Used in 12 crates (5 directly)


221K SLoC

Rather than using this crate directly, use the malachite meta-crate. It re-exports all of this crate's public members.

In malachite-q's doctests you will frequently see import paths beginning with malachite_q::. When using the malachite crate, replace this part of the paths with malachite::.

The import path of the Rational type is shortened to malachite::Rational.


This crate defines Rationals. The name of this crate refers to the mathematical symbol for rational numbers, ℚ.

  • There are many functions defined on Rationals. These include
    • All the ones you'd expect, like addition, subtraction, multiplication, and division;
    • Functions related to conversion between Rationals and other kinds of numbers, including primitive floats;
    • Functions for Diophantine approximation;
    • Functions for expressing Rationals in scientific notation.
  • The numerators and denominators of Rationals are stored as Naturals, so Rationals with small numerators and denominators can be stored entirely on the stack.
  • Most arithmetic involving Rationals requires (automatically) reducing the numerator and denominator. This is done very efficiently by using the high performance GCD and exact division algorithms implemented by Naturals.

Demos and benchmarks

This crate comes with a bin target that can be used for running demos and benchmarks.

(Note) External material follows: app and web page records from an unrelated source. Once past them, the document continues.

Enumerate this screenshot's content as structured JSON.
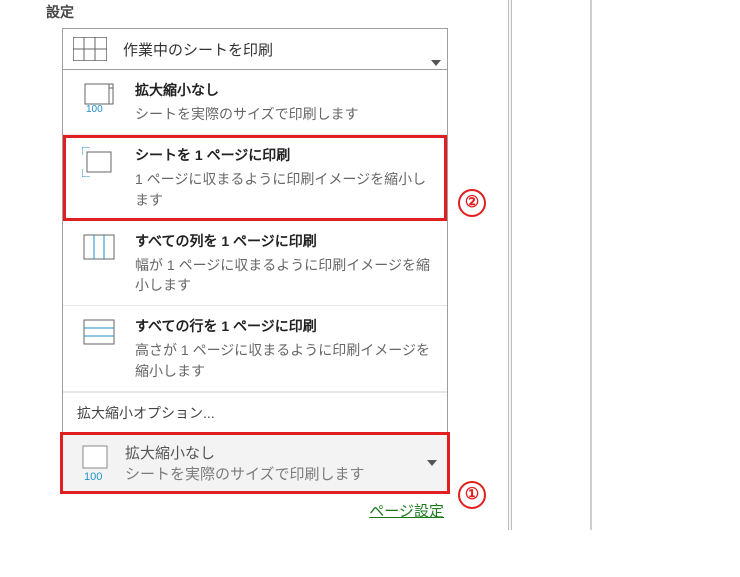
{
  "section_title": "設定",
  "top_combo": {
    "label": "作業中のシートを印刷"
  },
  "options": [
    {
      "title": "拡大縮小なし",
      "desc": "シートを実際のサイズで印刷します"
    },
    {
      "title": "シートを 1 ページに印刷",
      "desc": "1 ページに収まるように印刷イメージを縮小します"
    },
    {
      "title": "すべての列を 1 ページに印刷",
      "desc": "幅が 1 ページに収まるように印刷イメージを縮小します"
    },
    {
      "title": "すべての行を 1 ページに印刷",
      "desc": "高さが 1 ページに収まるように印刷イメージを縮小します"
    }
  ],
  "more_options": "拡大縮小オプション...",
  "bottom_combo": {
    "title": "拡大縮小なし",
    "desc": "シートを実際のサイズで印刷します"
  },
  "page_setup": "ページ設定",
  "callouts": {
    "c1": "①",
    "c2": "②"
  },
  "icons": {
    "grid": "grid-icon",
    "page100": "page-100-icon",
    "fit": "fit-page-icon",
    "cols": "fit-columns-icon",
    "rows": "fit-rows-icon",
    "caret": "caret-down-icon"
  }
}
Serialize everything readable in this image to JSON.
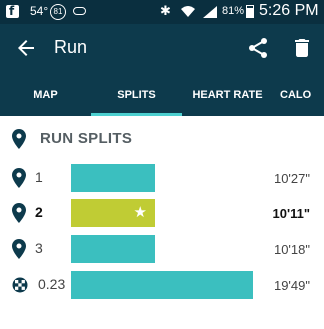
{
  "status_bar": {
    "temperature": "54°",
    "notification_badge": "81",
    "battery_percent": "81%",
    "time": "5:26 PM"
  },
  "app_bar": {
    "title": "Run"
  },
  "tabs": [
    {
      "label": "MAP",
      "active": false
    },
    {
      "label": "SPLITS",
      "active": true
    },
    {
      "label": "HEART RATE",
      "active": false
    },
    {
      "label": "CALO",
      "active": false
    }
  ],
  "section": {
    "title": "RUN SPLITS"
  },
  "splits": [
    {
      "label": "1",
      "pace": "10'27\"",
      "best": false,
      "icon": "map-pin-icon"
    },
    {
      "label": "2",
      "pace": "10'11\"",
      "best": true,
      "icon": "map-pin-icon"
    },
    {
      "label": "3",
      "pace": "10'18\"",
      "best": false,
      "icon": "map-pin-icon"
    },
    {
      "label": "0.23",
      "pace": "19'49\"",
      "best": false,
      "icon": "finish-flag-icon"
    }
  ],
  "colors": {
    "app_bar": "#0d3a4c",
    "status_bar": "#0a2f3f",
    "tab_indicator": "#4ccfcf",
    "bar": "#3bbfbf",
    "best_bar": "#c0cc34"
  }
}
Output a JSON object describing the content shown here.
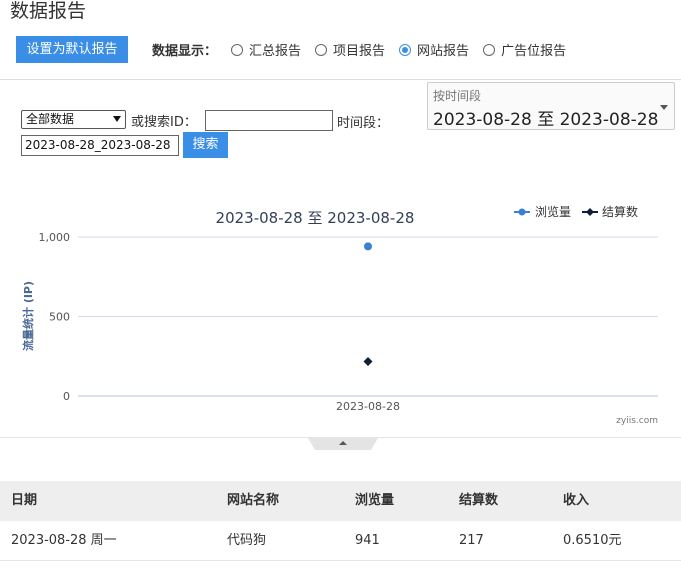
{
  "page": {
    "title": "数据报告"
  },
  "toolbar": {
    "default_button": "设置为默认报告",
    "display_label": "数据显示：",
    "options": [
      {
        "label": "汇总报告",
        "checked": false
      },
      {
        "label": "项目报告",
        "checked": false
      },
      {
        "label": "网站报告",
        "checked": true
      },
      {
        "label": "广告位报告",
        "checked": false
      }
    ]
  },
  "filter": {
    "select_value": "全部数据",
    "or_search_label": "或搜索ID：",
    "id_value": "",
    "period_label": "时间段：",
    "date_value": "2023-08-28_2023-08-28",
    "search_button": "搜索"
  },
  "range": {
    "hint": "按时间段",
    "value": "2023-08-28 至 2023-08-28"
  },
  "chart_data": {
    "type": "scatter",
    "title": "2023-08-28 至 2023-08-28",
    "ylabel": "流量统计 (IP)",
    "xlabel": "",
    "categories": [
      "2023-08-28"
    ],
    "ylim": [
      0,
      1000
    ],
    "yticks": [
      "0",
      "500",
      "1,000"
    ],
    "grid": true,
    "legend_position": "top-right",
    "credit": "zyiis.com",
    "series": [
      {
        "name": "浏览量",
        "values": [
          941
        ],
        "color": "#3a7fd5",
        "marker": "circle"
      },
      {
        "name": "结算数",
        "values": [
          217
        ],
        "color": "#0f1f3a",
        "marker": "diamond"
      }
    ]
  },
  "table": {
    "headers": [
      "日期",
      "网站名称",
      "浏览量",
      "结算数",
      "收入"
    ],
    "rows": [
      [
        "2023-08-28 周一",
        "代码狗",
        "941",
        "217",
        "0.6510元"
      ]
    ]
  }
}
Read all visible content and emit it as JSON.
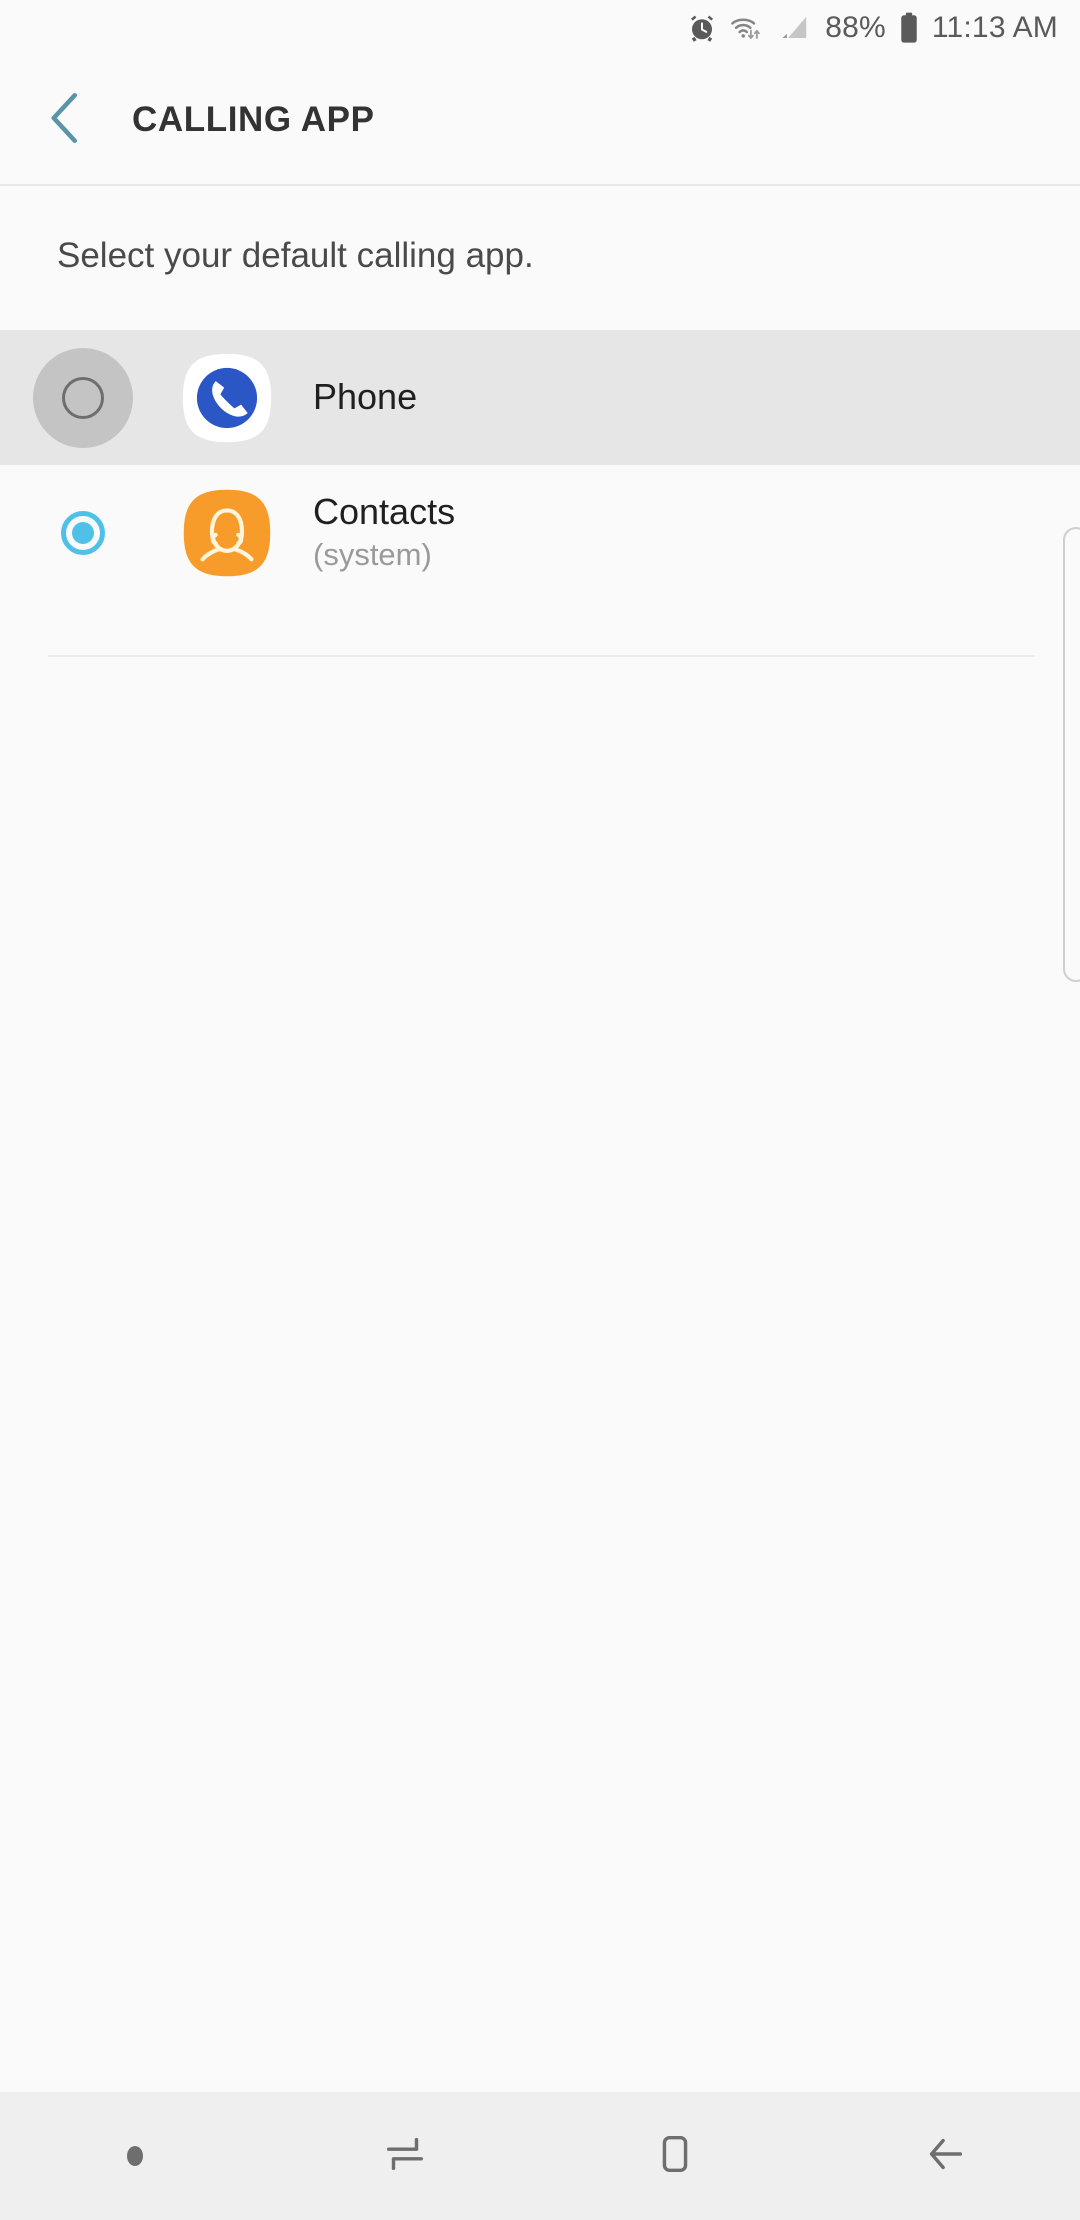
{
  "status_bar": {
    "alarm_icon": "alarm-clock-icon",
    "wifi_icon": "wifi-icon",
    "signal_icon": "cellular-signal-icon",
    "battery_percent": "88%",
    "battery_icon": "battery-full-icon",
    "time": "11:13 AM"
  },
  "header": {
    "back_icon": "back-chevron-icon",
    "title": "CALLING APP",
    "back_icon_color": "#5b93a8"
  },
  "content": {
    "description": "Select your default calling app."
  },
  "apps": [
    {
      "name": "Phone",
      "subtitle": "",
      "selected": false,
      "pressed": true,
      "icon_name": "phone-app-icon",
      "icon_bg": "#ffffff",
      "icon_fg": "#2b56c6"
    },
    {
      "name": "Contacts",
      "subtitle": "(system)",
      "selected": true,
      "pressed": false,
      "icon_name": "contacts-app-icon",
      "icon_bg": "#f79c2a",
      "icon_fg": "#fff4dc"
    }
  ],
  "colors": {
    "accent": "#4fc0e8",
    "page_background": "#fafafa",
    "pressed_row": "#e6e6e6",
    "nav_background": "#efefef"
  },
  "nav_bar": {
    "buttons": [
      {
        "icon_name": "nav-hide-dot-icon",
        "label": ""
      },
      {
        "icon_name": "recents-icon",
        "label": ""
      },
      {
        "icon_name": "home-icon",
        "label": ""
      },
      {
        "icon_name": "back-arrow-icon",
        "label": ""
      }
    ]
  }
}
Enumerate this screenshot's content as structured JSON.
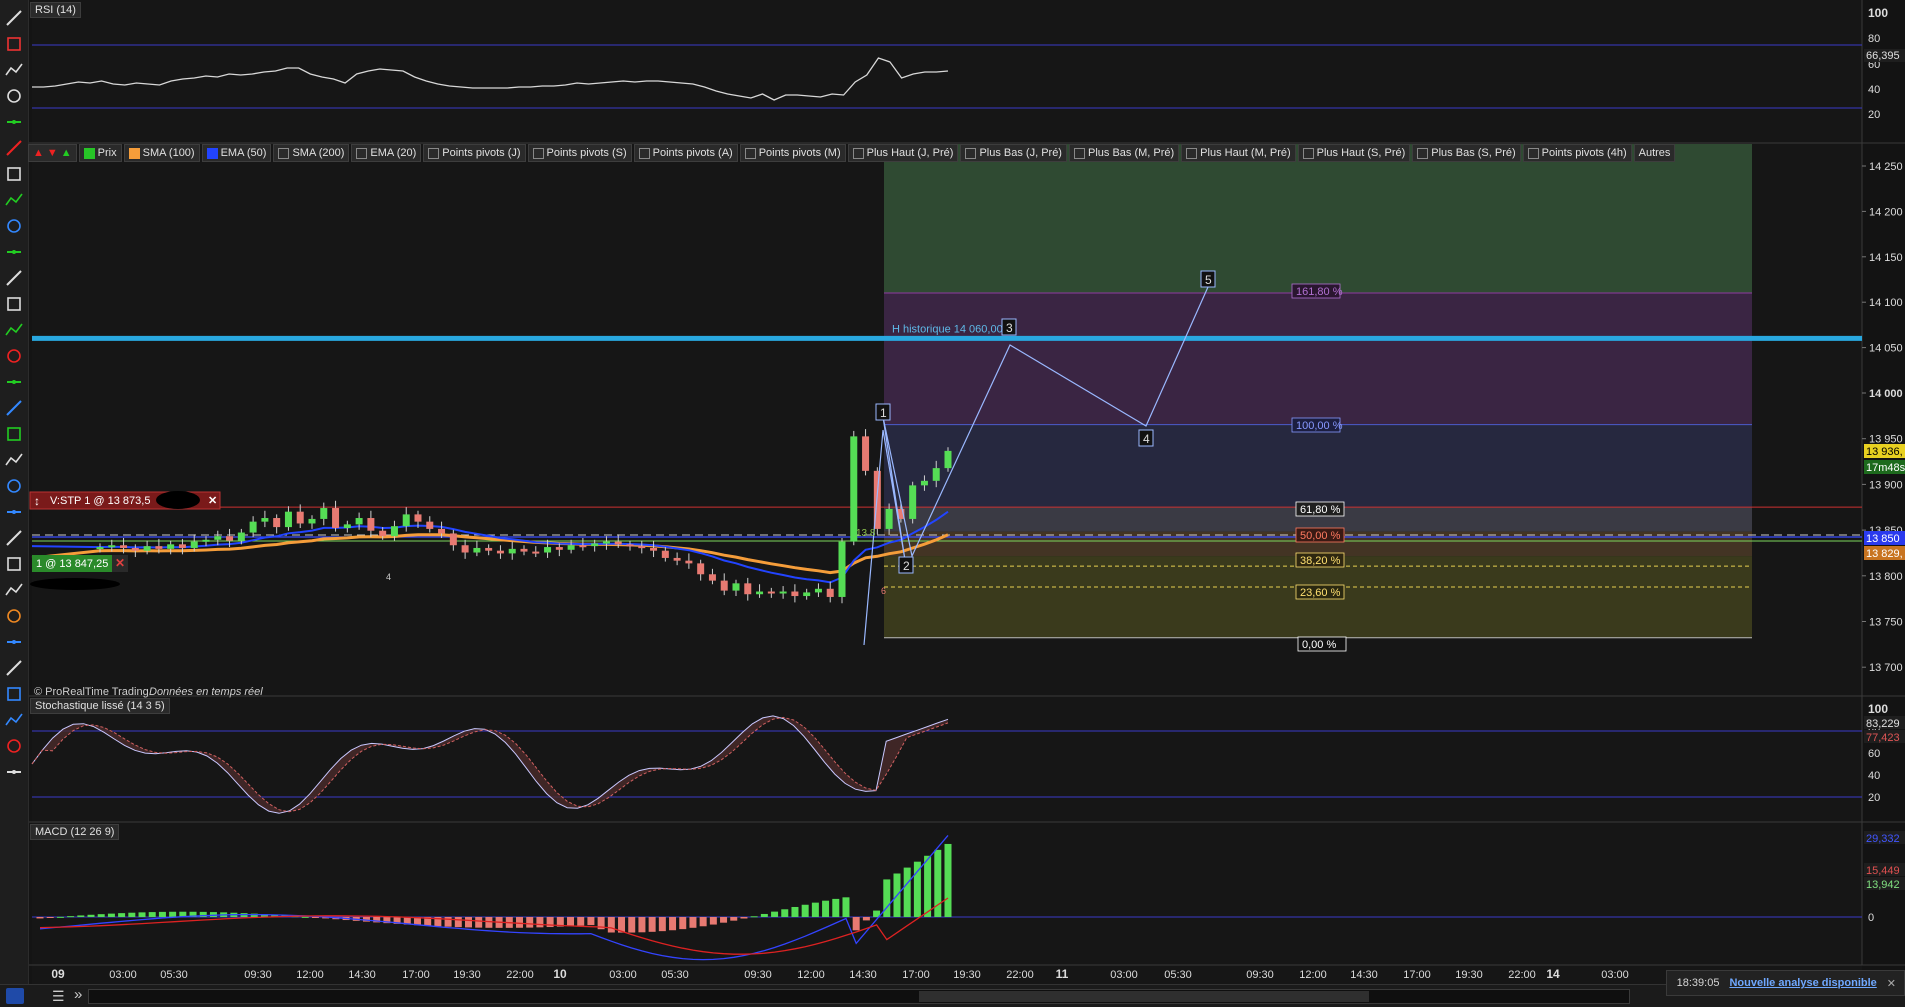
{
  "toolbar": {
    "icons": [
      "ruler-icon",
      "magnet-icon",
      "line-icon",
      "horizontal-line-icon",
      "trend-line-icon",
      "ray-icon",
      "trash-icon",
      "segment-icon",
      "rectangle-icon",
      "triangle-icon",
      "arrow-icon",
      "vertical-line-icon",
      "channel-icon",
      "fibonacci-icon",
      "zigzag-icon",
      "pitchfork-icon",
      "fan-icon",
      "cross-icon",
      "move-icon",
      "ellipse-icon",
      "copy-icon",
      "text-icon",
      "timer-icon",
      "circle-icon",
      "wave-icon",
      "pointer-icon",
      "elliott-icon",
      "diamond-icon",
      "eraser-icon",
      "settings-icon"
    ]
  },
  "panels": {
    "rsi": {
      "label": "RSI (14)",
      "ticks": [
        "100",
        "80",
        "60",
        "40",
        "20"
      ],
      "value": "66,395"
    },
    "stoch": {
      "label": "Stochastique lissé (14 3 5)",
      "ticks": [
        "100",
        "80",
        "60",
        "40",
        "20"
      ],
      "value1": "83,229",
      "value2": "77,423"
    },
    "macd": {
      "label": "MACD (12 26 9)",
      "ticks": [
        "0"
      ],
      "value1": "29,332",
      "value2": "15,449",
      "value3": "13,942"
    }
  },
  "legend": [
    {
      "label": "Prix",
      "color": "#27c427"
    },
    {
      "label": "SMA (100)",
      "color": "#f59d3a"
    },
    {
      "label": "EMA (50)",
      "color": "#2244ff"
    },
    {
      "label": "SMA (200)",
      "color": ""
    },
    {
      "label": "EMA (20)",
      "color": ""
    },
    {
      "label": "Points pivots (J)",
      "color": ""
    },
    {
      "label": "Points pivots (S)",
      "color": ""
    },
    {
      "label": "Points pivots (A)",
      "color": ""
    },
    {
      "label": "Points pivots (M)",
      "color": ""
    },
    {
      "label": "Plus Haut (J, Pré)",
      "color": ""
    },
    {
      "label": "Plus Bas (J, Pré)",
      "color": ""
    },
    {
      "label": "Plus Bas (M, Pré)",
      "color": ""
    },
    {
      "label": "Plus Haut (M, Pré)",
      "color": ""
    },
    {
      "label": "Plus Haut (S, Pré)",
      "color": ""
    },
    {
      "label": "Plus Bas (S, Pré)",
      "color": ""
    },
    {
      "label": "Points pivots (4h)",
      "color": ""
    },
    {
      "label": "Autres",
      "color": ""
    }
  ],
  "orders": {
    "stop_label": "V:STP 1 @ 13 873,5",
    "position_label": "1 @ 13 847,25"
  },
  "annotations": {
    "historic_high": "H historique 14 060,00",
    "copyright": "© ProRealTime Trading",
    "realtime": "Données en temps réel",
    "elliott_points": [
      "1",
      "2",
      "3",
      "4",
      "5"
    ],
    "fib_levels": [
      "161,80 %",
      "100,00 %",
      "61,80 %",
      "50,00 %",
      "38,20 %",
      "23,60 %",
      "0,00 %"
    ],
    "small_labels": [
      "13 8",
      "4",
      "6"
    ]
  },
  "price_axis": {
    "ticks": [
      "14 250",
      "14 200",
      "14 150",
      "14 100",
      "14 050",
      "14 000",
      "13 950",
      "13 900",
      "13 850",
      "13 800",
      "13 750",
      "13 700"
    ],
    "current_price": "13 936,",
    "countdown": "17m48s",
    "tag_blue": "13 850",
    "tag_orange": "13 829,"
  },
  "time_axis": {
    "labels": [
      "09",
      "03:00",
      "05:30",
      "09:30",
      "12:00",
      "14:30",
      "17:00",
      "19:30",
      "22:00",
      "10",
      "03:00",
      "05:30",
      "09:30",
      "12:00",
      "14:30",
      "17:00",
      "19:30",
      "22:00",
      "11",
      "03:00",
      "05:30",
      "09:30",
      "12:00",
      "14:30",
      "17:00",
      "19:30",
      "22:00",
      "14",
      "03:00"
    ],
    "day_labels": [
      "09",
      "10",
      "11",
      "14"
    ]
  },
  "status": {
    "time": "18:39:05",
    "notification": "Nouvelle analyse disponible"
  },
  "colors": {
    "up_candle": "#55dd55",
    "down_candle": "#e87a72",
    "sma100": "#f59d3a",
    "ema50": "#2244ff",
    "historic_line": "#29a8e0",
    "fib_green": "#2f4a32",
    "fib_purple": "#3a2543",
    "fib_blue": "#26283f",
    "fib_orange": "#433424",
    "fib_olive": "#3a3a1c"
  },
  "chart_data": {
    "type": "candlestick",
    "y_range": [
      13680,
      14270
    ],
    "historic_high": 14060,
    "fib": {
      "0": 13730,
      "23.6": 13786,
      "38.2": 13820,
      "50": 13847,
      "61.8": 13874,
      "100": 13965,
      "161.8": 14110
    },
    "close_series": [
      13830,
      13832,
      13829,
      13826,
      13831,
      13828,
      13833,
      13829,
      13836,
      13838,
      13842,
      13837,
      13846,
      13858,
      13862,
      13852,
      13869,
      13856,
      13861,
      13873,
      13851,
      13855,
      13862,
      13848,
      13842,
      13853,
      13866,
      13858,
      13850,
      13845,
      13832,
      13824,
      13829,
      13826,
      13823,
      13828,
      13825,
      13824,
      13830,
      13827,
      13832,
      13831,
      13834,
      13836,
      13833,
      13831,
      13829,
      13826,
      13818,
      13815,
      13812,
      13800,
      13793,
      13782,
      13790,
      13778,
      13781,
      13779,
      13781,
      13776,
      13780,
      13784,
      13775,
      13836,
      13952,
      13914,
      13850,
      13872,
      13861,
      13898,
      13903,
      13917,
      13936
    ],
    "rsi": [
      47,
      47,
      48,
      50,
      52,
      51,
      53,
      50,
      49,
      51,
      50,
      49,
      53,
      55,
      56,
      58,
      57,
      60,
      59,
      60,
      62,
      63,
      66,
      66,
      60,
      57,
      55,
      51,
      60,
      63,
      65,
      64,
      63,
      57,
      53,
      50,
      48,
      47,
      46,
      46,
      46,
      46,
      47,
      47,
      48,
      48,
      49,
      51,
      50,
      51,
      52,
      53,
      52,
      53,
      53,
      52,
      51,
      50,
      47,
      43,
      40,
      38,
      36,
      40,
      34,
      39,
      39,
      38,
      37,
      40,
      39,
      52,
      59,
      76,
      72,
      56,
      60,
      62,
      62,
      63
    ]
  }
}
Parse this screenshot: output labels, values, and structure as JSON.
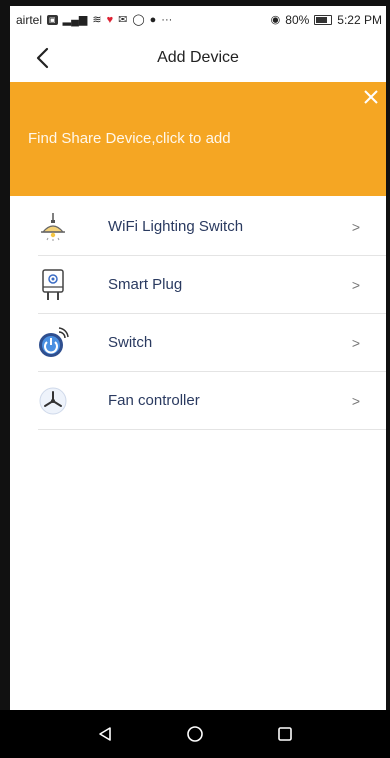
{
  "status_bar": {
    "carrier": "airtel",
    "battery_percent": "80%",
    "time": "5:22 PM",
    "overflow": "···"
  },
  "header": {
    "title": "Add Device",
    "back_icon": "chevron-left-icon"
  },
  "banner": {
    "text": "Find Share Device,click to add",
    "background": "#f5a623",
    "close_icon": "close-icon"
  },
  "devices": [
    {
      "label": "WiFi Lighting Switch",
      "icon": "lamp-icon"
    },
    {
      "label": "Smart Plug",
      "icon": "plug-icon"
    },
    {
      "label": "Switch",
      "icon": "power-switch-icon"
    },
    {
      "label": "Fan controller",
      "icon": "fan-icon"
    }
  ],
  "chevron": ">",
  "nav_bar": {
    "back": "back-triangle-icon",
    "home": "home-circle-icon",
    "recents": "recents-square-icon"
  }
}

  • Almost all of the public functions in this crate have an associated demo. Running a demo shows you a function's behavior on a large number of inputs. For example, to demo Rational addition, you can use the following command:
    cargo run --features bin_build --release -- -l 10000 -m exhaustive -d demo_rational_add
    This command uses the exhaustive mode, which generates every possible input, generally starting with the simplest input and progressing to more complex ones. Another mode is random. The -l flag specifies how many inputs should be generated.
  • You can use a similar command to run benchmarks. The following command benchmarks various addition algorithms:
    cargo run --features bin_build --release -- -l 1000000 -m random -b \
        benchmark_rational_add_algorithms -o gcd-bench.gp
    or GCD implementations of other libraries:
    cargo run --features bin_build --release -- -l 1000000 -m random -b \
        benchmark_rational_add_assign_library_comparison -o gcd-bench.gp
    This creates a file called gcd-bench.gp. You can use gnuplot to create an SVG from it like so:
    gnuplot -e "set terminal svg; l \"gcd-bench.gp\"" > gcd-bench.svg

The list of available demos and benchmarks is not documented anywhere; you must find them by browsing through bin_util/demo_and_bench.


  • 32_bit_limbs: Sets the type of Limb to u32 instead of the default, u64.
  • random: This feature provides some functions for randomly generating values. It is off by default to avoid pulling in some extra dependencies.
  • enable_serde: Enables serialization and deserialization using serde.
  • test_build: A large proportion of the code in this crate is only used for testing. For a typical user, building this code would result in an unnecessarily long compilation time and an unnecessarily large binary. My solution is to only build this code when the test_build feature is enabled. If you want to run unit tests, you must enable test_build. However, doctests don't require it, since they only test the public interface. Enabling this feature also enables random.
  • bin_build: This feature is used to build the code for demos and benchmarks, which also takes a long time to build. Enabling this feature also enables test_build and random.


~138K SLoC